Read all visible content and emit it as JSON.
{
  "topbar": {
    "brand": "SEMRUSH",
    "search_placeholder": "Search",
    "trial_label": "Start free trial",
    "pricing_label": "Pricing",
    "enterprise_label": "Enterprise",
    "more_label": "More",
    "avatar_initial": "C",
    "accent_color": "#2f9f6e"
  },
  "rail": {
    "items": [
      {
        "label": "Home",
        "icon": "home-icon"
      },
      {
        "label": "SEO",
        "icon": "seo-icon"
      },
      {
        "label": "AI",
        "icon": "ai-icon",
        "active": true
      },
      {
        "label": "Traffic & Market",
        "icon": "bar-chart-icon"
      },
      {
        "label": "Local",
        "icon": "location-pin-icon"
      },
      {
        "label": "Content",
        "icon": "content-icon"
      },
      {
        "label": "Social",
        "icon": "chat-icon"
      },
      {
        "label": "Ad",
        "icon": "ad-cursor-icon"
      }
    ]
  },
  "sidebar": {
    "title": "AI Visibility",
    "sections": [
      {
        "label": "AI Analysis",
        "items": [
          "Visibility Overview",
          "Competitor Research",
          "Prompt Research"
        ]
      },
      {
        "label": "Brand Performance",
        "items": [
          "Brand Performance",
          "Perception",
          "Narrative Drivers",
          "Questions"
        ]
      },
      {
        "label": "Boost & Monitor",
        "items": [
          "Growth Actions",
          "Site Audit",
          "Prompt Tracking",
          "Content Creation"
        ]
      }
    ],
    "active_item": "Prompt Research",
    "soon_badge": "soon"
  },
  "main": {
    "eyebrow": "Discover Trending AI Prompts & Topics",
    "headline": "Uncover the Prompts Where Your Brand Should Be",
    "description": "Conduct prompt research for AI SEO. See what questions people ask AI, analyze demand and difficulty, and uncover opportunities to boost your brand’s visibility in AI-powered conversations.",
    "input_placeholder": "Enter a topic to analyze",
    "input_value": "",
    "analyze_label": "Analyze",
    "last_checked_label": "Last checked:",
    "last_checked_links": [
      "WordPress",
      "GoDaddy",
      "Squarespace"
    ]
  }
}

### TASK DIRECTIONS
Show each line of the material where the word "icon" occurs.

### RESPONSE AREA
        "icon": "home-icon"
        "icon": "seo-icon"
        "icon": "ai-icon",
        "icon": "bar-chart-icon"
        "icon": "location-pin-icon"
        "icon": "content-icon"
        "icon": "chat-icon"
        "icon": "ad-cursor-icon"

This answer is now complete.